He went on: "It has been a long process whilst BAA has challenged the decision - quite understandably given its significance. However, both we and the courts have now exhaustively re-examined the case for the sales and found it to be sound so there are no grounds for delaying further.
"The introduction of new ownership at Gatwick, while too recent for us to draw any firm conclusions, has given a foretaste of the benefits competition can bring. We think that these benefits will be all the greater once Stansted, Gatwick and Heathrow are all in competition with each other.
"There has also been no cause to alter our view on the need for either Edinburgh or Glasgow to be under separate ownership."
The CC said Stansted should be sold first as it served the larger number of passengers and there would be a small overlap between the Stansted sale and that of one of the Scottish airports.
This final ruling from the commission may not be the end of the matter, as BAA immediately responded today by saying that it was considering a judicial review.
BAA chief executive Colin Matthews said: "We are dismayed that the CC's final decision still requires us to sell Stansted and either Glasgow or Edinburgh airport. The CC has not recognised that the world and BAA have changed.
"This decision would damage our company which is investing strongly in UK jobs and growth. We have a responsibility to protect our shareholders' investment and we will now consider a judicial review of the CC's decision."
Spanish-owned BAA argues that the change in Whitehall policy which has ruled out new runways in south east England, as well as the sale of Gatwick, have significantly changed the airport market.
Also, the airports in question face increased competition from non-BAA airports, particularly those in Europe, for the business of low-cost carriers who now take a pan-European view of the market.

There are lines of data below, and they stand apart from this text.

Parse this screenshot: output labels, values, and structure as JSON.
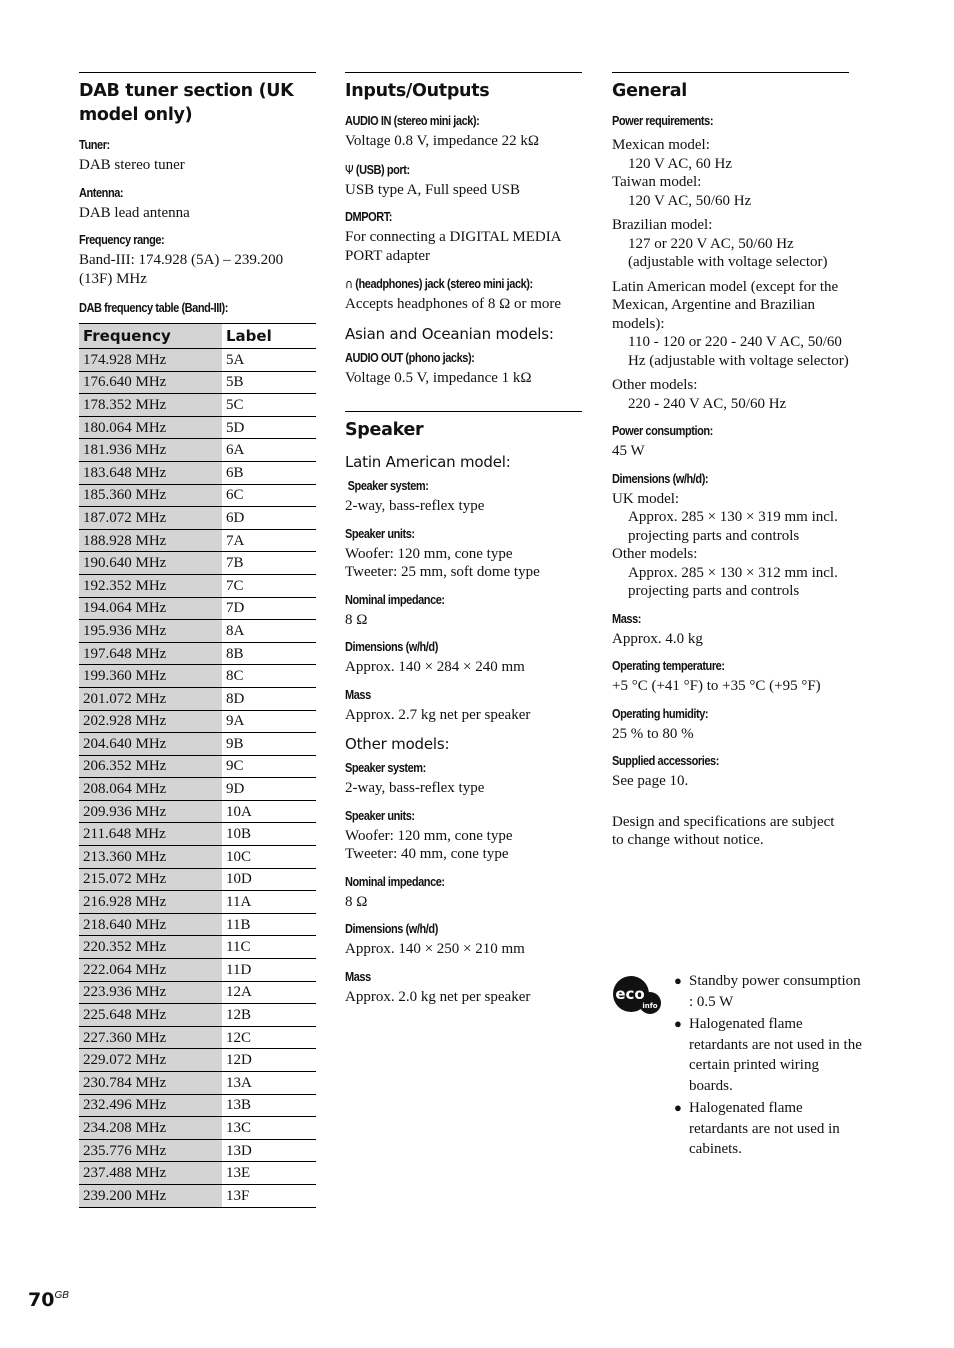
{
  "page": {
    "number": "70",
    "suffix": "GB"
  },
  "dab": {
    "title": "DAB tuner section (UK model only)",
    "specs": [
      {
        "label": "Tuner:",
        "value": "DAB stereo tuner"
      },
      {
        "label": "Antenna:",
        "value": "DAB lead antenna"
      },
      {
        "label": "Frequency range:",
        "value": "Band-III: 174.928 (5A) – 239.200 (13F) MHz"
      }
    ],
    "table_label": "DAB frequency table (Band-III):",
    "table": {
      "headers": [
        "Frequency",
        "Label"
      ],
      "rows": [
        [
          "174.928 MHz",
          "5A"
        ],
        [
          "176.640 MHz",
          "5B"
        ],
        [
          "178.352 MHz",
          "5C"
        ],
        [
          "180.064 MHz",
          "5D"
        ],
        [
          "181.936 MHz",
          "6A"
        ],
        [
          "183.648 MHz",
          "6B"
        ],
        [
          "185.360 MHz",
          "6C"
        ],
        [
          "187.072 MHz",
          "6D"
        ],
        [
          "188.928 MHz",
          "7A"
        ],
        [
          "190.640 MHz",
          "7B"
        ],
        [
          "192.352 MHz",
          "7C"
        ],
        [
          "194.064 MHz",
          "7D"
        ],
        [
          "195.936 MHz",
          "8A"
        ],
        [
          "197.648 MHz",
          "8B"
        ],
        [
          "199.360 MHz",
          "8C"
        ],
        [
          "201.072 MHz",
          "8D"
        ],
        [
          "202.928 MHz",
          "9A"
        ],
        [
          "204.640 MHz",
          "9B"
        ],
        [
          "206.352 MHz",
          "9C"
        ],
        [
          "208.064 MHz",
          "9D"
        ],
        [
          "209.936 MHz",
          "10A"
        ],
        [
          "211.648 MHz",
          "10B"
        ],
        [
          "213.360 MHz",
          "10C"
        ],
        [
          "215.072 MHz",
          "10D"
        ],
        [
          "216.928 MHz",
          "11A"
        ],
        [
          "218.640 MHz",
          "11B"
        ],
        [
          "220.352 MHz",
          "11C"
        ],
        [
          "222.064 MHz",
          "11D"
        ],
        [
          "223.936 MHz",
          "12A"
        ],
        [
          "225.648 MHz",
          "12B"
        ],
        [
          "227.360 MHz",
          "12C"
        ],
        [
          "229.072 MHz",
          "12D"
        ],
        [
          "230.784 MHz",
          "13A"
        ],
        [
          "232.496 MHz",
          "13B"
        ],
        [
          "234.208 MHz",
          "13C"
        ],
        [
          "235.776 MHz",
          "13D"
        ],
        [
          "237.488 MHz",
          "13E"
        ],
        [
          "239.200 MHz",
          "13F"
        ]
      ]
    }
  },
  "io": {
    "title": "Inputs/Outputs",
    "audio_in": {
      "label": "AUDIO IN (stereo mini jack):",
      "value": "Voltage 0.8 V, impedance 22 kΩ"
    },
    "usb": {
      "icon": "usb-icon",
      "label": "(USB) port:",
      "value": "USB type A, Full speed USB"
    },
    "dmport": {
      "label": "DMPORT:",
      "value": "For connecting a DIGITAL MEDIA PORT adapter"
    },
    "headphones": {
      "icon": "headphones-icon",
      "label": "(headphones) jack (stereo mini jack):",
      "value": "Accepts headphones of 8 Ω or more"
    },
    "asian_heading": "Asian and Oceanian models:",
    "audio_out": {
      "label": "AUDIO OUT (phono jacks):",
      "value": "Voltage 0.5 V, impedance 1 kΩ"
    }
  },
  "speaker": {
    "title": "Speaker",
    "latin": {
      "heading": "Latin American model:",
      "system": {
        "label": "Speaker system:",
        "value": "2-way, bass-reflex type"
      },
      "units": {
        "label": "Speaker units:",
        "lines": [
          "Woofer: 120 mm, cone type",
          "Tweeter: 25 mm, soft dome type"
        ]
      },
      "impedance": {
        "label": "Nominal impedance:",
        "value": "8 Ω"
      },
      "dimensions": {
        "label": "Dimensions (w/h/d)",
        "value": "Approx. 140 × 284 × 240 mm"
      },
      "mass": {
        "label": "Mass",
        "value": "Approx. 2.7 kg net per speaker"
      }
    },
    "other": {
      "heading": "Other models:",
      "system": {
        "label": "Speaker system:",
        "value": "2-way, bass-reflex type"
      },
      "units": {
        "label": "Speaker units:",
        "lines": [
          "Woofer: 120 mm, cone type",
          "Tweeter: 40 mm, cone type"
        ]
      },
      "impedance": {
        "label": "Nominal impedance:",
        "value": "8 Ω"
      },
      "dimensions": {
        "label": "Dimensions (w/h/d)",
        "value": "Approx. 140 × 250 × 210 mm"
      },
      "mass": {
        "label": "Mass",
        "value": "Approx. 2.0 kg net per speaker"
      }
    }
  },
  "general": {
    "title": "General",
    "power_req": {
      "label": "Power requirements:",
      "groups": [
        {
          "lines": [
            {
              "text": "Mexican model:",
              "indent": false
            },
            {
              "text": "120 V AC, 60 Hz",
              "indent": true
            },
            {
              "text": "Taiwan model:",
              "indent": false
            },
            {
              "text": "120 V AC, 50/60 Hz",
              "indent": true
            }
          ]
        },
        {
          "lines": [
            {
              "text": "Brazilian model:",
              "indent": false
            },
            {
              "text": "127 or 220 V AC, 50/60 Hz",
              "indent": true
            },
            {
              "text": "(adjustable with voltage selector)",
              "indent": true
            }
          ]
        },
        {
          "lines": [
            {
              "text": "Latin American model (except for the Mexican, Argentine and Brazilian models):",
              "indent": false
            },
            {
              "text": "110 - 120 or 220 - 240 V AC, 50/60 Hz (adjustable with voltage selector)",
              "indent": true
            }
          ]
        },
        {
          "lines": [
            {
              "text": "Other models:",
              "indent": false
            },
            {
              "text": "220 - 240 V AC, 50/60 Hz",
              "indent": true
            }
          ]
        }
      ]
    },
    "power_consumption": {
      "label": "Power consumption:",
      "value": "45 W"
    },
    "dimensions": {
      "label": "Dimensions (w/h/d):",
      "lines": [
        {
          "text": "UK model:",
          "indent": false
        },
        {
          "text": "Approx. 285 × 130 × 319 mm incl. projecting parts and controls",
          "indent": true
        },
        {
          "text": "Other models:",
          "indent": false
        },
        {
          "text": "Approx. 285 × 130 × 312 mm incl. projecting parts and controls",
          "indent": true
        }
      ]
    },
    "mass": {
      "label": "Mass:",
      "value": "Approx. 4.0 kg"
    },
    "op_temp": {
      "label": "Operating temperature:",
      "value": "+5 °C (+41 °F) to +35 °C (+95 °F)"
    },
    "op_humidity": {
      "label": "Operating humidity:",
      "value": "25 % to 80 %"
    },
    "accessories": {
      "label": "Supplied accessories:",
      "value": "See page 10."
    },
    "notice": "Design and specifications are subject to change without notice."
  },
  "eco": {
    "logo_main": "eco",
    "logo_sub": "info",
    "items": [
      "Standby power consumption : 0.5 W",
      "Halogenated flame retardants are not used in the certain printed wiring boards.",
      "Halogenated flame retardants are not used in cabinets."
    ]
  }
}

BAA also says that it is clearer now than it has ever been that Heathrow and Stansted serve different markets.
Stressing how it has changed since the March 2009 original decision, BAA makes the point that it has invested £5 billion in UK airports since 2006, including more than £300 million at Stansted, and is currently investing a further £1 billion a year.
BAA also says its operational performance - criticised by the CC in its March 2009 report - has improved, with shorter security queues, more reliable baggage delivery and record levels of flight punctuality.
Brian Ross, economics adviser of the Stop Stansted Expansion group, said: "The uncertainty has gone on far too long and BAA should now respect the ruling of the CC and the courts and sell Stansted as quickly as possible.
"BAA's statement today suggests it is considering a fresh challenge in the hope of buying yet more time so that Stansted is sold under better market conditions.
"Such procrastination would only worsen relations between the airport and the community which it has already done so much to destroy.
"Our hope is that, with a new owner in place, there would be an opportunity for genuine and meaningful dialogue based on maximising the local benefits of the airport and minimising its adverse impacts on the community."
Bob Atkinson, of http://www.travelsupermarket.com, said: "These airport sales are excellent news for those who use these gateways, and the break-up of BAA's monopoly on UK airports is likely to be welcomed by consumers.
"The introduction of new operators for some of the UK's key airports will give consumers greater choice and in turn should raise the standard of service within all UK airports across the board."
Gatwick's chief executive, Stewart Wingate, said: "Today's CC ruling is welcome news and underlines the importance of competition in the airport market.
"Under separate ownership, Gatwick is delivering real benefits to airlines and passengers."